◆ **Data for analysis**
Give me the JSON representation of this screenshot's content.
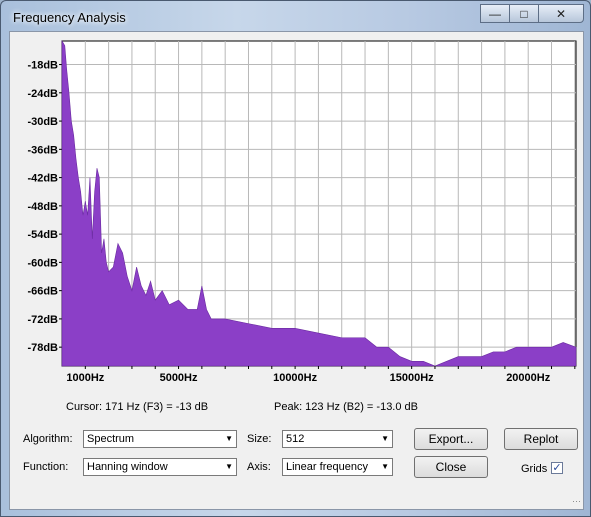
{
  "window": {
    "title": "Frequency Analysis"
  },
  "chart_data": {
    "type": "area",
    "title": "",
    "xlabel": "",
    "ylabel": "",
    "color": "#8b3fc7",
    "xlim": [
      0,
      22050
    ],
    "ylim": [
      -82,
      -13
    ],
    "x_ticks": [
      {
        "value": 1000,
        "label": "1000Hz"
      },
      {
        "value": 5000,
        "label": "5000Hz"
      },
      {
        "value": 10000,
        "label": "10000Hz"
      },
      {
        "value": 15000,
        "label": "15000Hz"
      },
      {
        "value": 20000,
        "label": "20000Hz"
      }
    ],
    "y_ticks": [
      {
        "value": -18,
        "label": "-18dB"
      },
      {
        "value": -24,
        "label": "-24dB"
      },
      {
        "value": -30,
        "label": "-30dB"
      },
      {
        "value": -36,
        "label": "-36dB"
      },
      {
        "value": -42,
        "label": "-42dB"
      },
      {
        "value": -48,
        "label": "-48dB"
      },
      {
        "value": -54,
        "label": "-54dB"
      },
      {
        "value": -60,
        "label": "-60dB"
      },
      {
        "value": -66,
        "label": "-66dB"
      },
      {
        "value": -72,
        "label": "-72dB"
      },
      {
        "value": -78,
        "label": "-78dB"
      }
    ],
    "grid": true,
    "x": [
      0,
      120,
      200,
      300,
      400,
      500,
      600,
      700,
      800,
      900,
      1000,
      1100,
      1200,
      1300,
      1400,
      1500,
      1600,
      1700,
      1800,
      1900,
      2000,
      2200,
      2400,
      2600,
      2800,
      3000,
      3200,
      3400,
      3600,
      3800,
      4000,
      4300,
      4600,
      5000,
      5400,
      5800,
      6000,
      6200,
      6400,
      7000,
      8000,
      9000,
      10000,
      11000,
      12000,
      13000,
      13500,
      14000,
      14500,
      15000,
      15500,
      16000,
      16500,
      17000,
      17500,
      18000,
      18500,
      19000,
      19500,
      20000,
      20500,
      21000,
      21500,
      22050
    ],
    "y": [
      -13,
      -14,
      -19,
      -24,
      -30,
      -33,
      -38,
      -42,
      -45,
      -50,
      -47,
      -50,
      -42,
      -55,
      -45,
      -40,
      -42,
      -58,
      -55,
      -60,
      -62,
      -61,
      -56,
      -58,
      -63,
      -66,
      -61,
      -65,
      -67,
      -64,
      -68,
      -66,
      -69,
      -68,
      -70,
      -70,
      -65,
      -70,
      -72,
      -72,
      -73,
      -74,
      -74,
      -75,
      -76,
      -76,
      -78,
      -78,
      -80,
      -81,
      -81,
      -82,
      -81,
      -80,
      -80,
      -80,
      -79,
      -79,
      -78,
      -78,
      -78,
      -78,
      -77,
      -78
    ]
  },
  "info": {
    "cursor": "Cursor: 171 Hz (F3) = -13 dB",
    "peak": "Peak: 123 Hz (B2) = -13.0 dB"
  },
  "controls": {
    "algorithm_label": "Algorithm:",
    "algorithm_value": "Spectrum",
    "size_label": "Size:",
    "size_value": "512",
    "export_button": "Export...",
    "replot_button": "Replot",
    "function_label": "Function:",
    "function_value": "Hanning window",
    "axis_label": "Axis:",
    "axis_value": "Linear frequency",
    "close_button": "Close",
    "grids_label": "Grids",
    "grids_checked": true
  }
}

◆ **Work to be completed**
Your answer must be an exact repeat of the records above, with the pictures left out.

◆ **Solution**
Give me the JSON representation of this screenshot's content.
{
  "window": {
    "title": "Frequency Analysis"
  },
  "chart_data": {
    "type": "area",
    "title": "",
    "xlabel": "",
    "ylabel": "",
    "color": "#8b3fc7",
    "xlim": [
      0,
      22050
    ],
    "ylim": [
      -82,
      -13
    ],
    "x_ticks": [
      {
        "value": 1000,
        "label": "1000Hz"
      },
      {
        "value": 5000,
        "label": "5000Hz"
      },
      {
        "value": 10000,
        "label": "10000Hz"
      },
      {
        "value": 15000,
        "label": "15000Hz"
      },
      {
        "value": 20000,
        "label": "20000Hz"
      }
    ],
    "y_ticks": [
      {
        "value": -18,
        "label": "-18dB"
      },
      {
        "value": -24,
        "label": "-24dB"
      },
      {
        "value": -30,
        "label": "-30dB"
      },
      {
        "value": -36,
        "label": "-36dB"
      },
      {
        "value": -42,
        "label": "-42dB"
      },
      {
        "value": -48,
        "label": "-48dB"
      },
      {
        "value": -54,
        "label": "-54dB"
      },
      {
        "value": -60,
        "label": "-60dB"
      },
      {
        "value": -66,
        "label": "-66dB"
      },
      {
        "value": -72,
        "label": "-72dB"
      },
      {
        "value": -78,
        "label": "-78dB"
      }
    ],
    "grid": true,
    "x": [
      0,
      120,
      200,
      300,
      400,
      500,
      600,
      700,
      800,
      900,
      1000,
      1100,
      1200,
      1300,
      1400,
      1500,
      1600,
      1700,
      1800,
      1900,
      2000,
      2200,
      2400,
      2600,
      2800,
      3000,
      3200,
      3400,
      3600,
      3800,
      4000,
      4300,
      4600,
      5000,
      5400,
      5800,
      6000,
      6200,
      6400,
      7000,
      8000,
      9000,
      10000,
      11000,
      12000,
      13000,
      13500,
      14000,
      14500,
      15000,
      15500,
      16000,
      16500,
      17000,
      17500,
      18000,
      18500,
      19000,
      19500,
      20000,
      20500,
      21000,
      21500,
      22050
    ],
    "y": [
      -13,
      -14,
      -19,
      -24,
      -30,
      -33,
      -38,
      -42,
      -45,
      -50,
      -47,
      -50,
      -42,
      -55,
      -45,
      -40,
      -42,
      -58,
      -55,
      -60,
      -62,
      -61,
      -56,
      -58,
      -63,
      -66,
      -61,
      -65,
      -67,
      -64,
      -68,
      -66,
      -69,
      -68,
      -70,
      -70,
      -65,
      -70,
      -72,
      -72,
      -73,
      -74,
      -74,
      -75,
      -76,
      -76,
      -78,
      -78,
      -80,
      -81,
      -81,
      -82,
      -81,
      -80,
      -80,
      -80,
      -79,
      -79,
      -78,
      -78,
      -78,
      -78,
      -77,
      -78
    ]
  },
  "info": {
    "cursor": "Cursor: 171 Hz (F3) = -13 dB",
    "peak": "Peak: 123 Hz (B2) = -13.0 dB"
  },
  "controls": {
    "algorithm_label": "Algorithm:",
    "algorithm_value": "Spectrum",
    "size_label": "Size:",
    "size_value": "512",
    "export_button": "Export...",
    "replot_button": "Replot",
    "function_label": "Function:",
    "function_value": "Hanning window",
    "axis_label": "Axis:",
    "axis_value": "Linear frequency",
    "close_button": "Close",
    "grids_label": "Grids",
    "grids_checked": true
  }
}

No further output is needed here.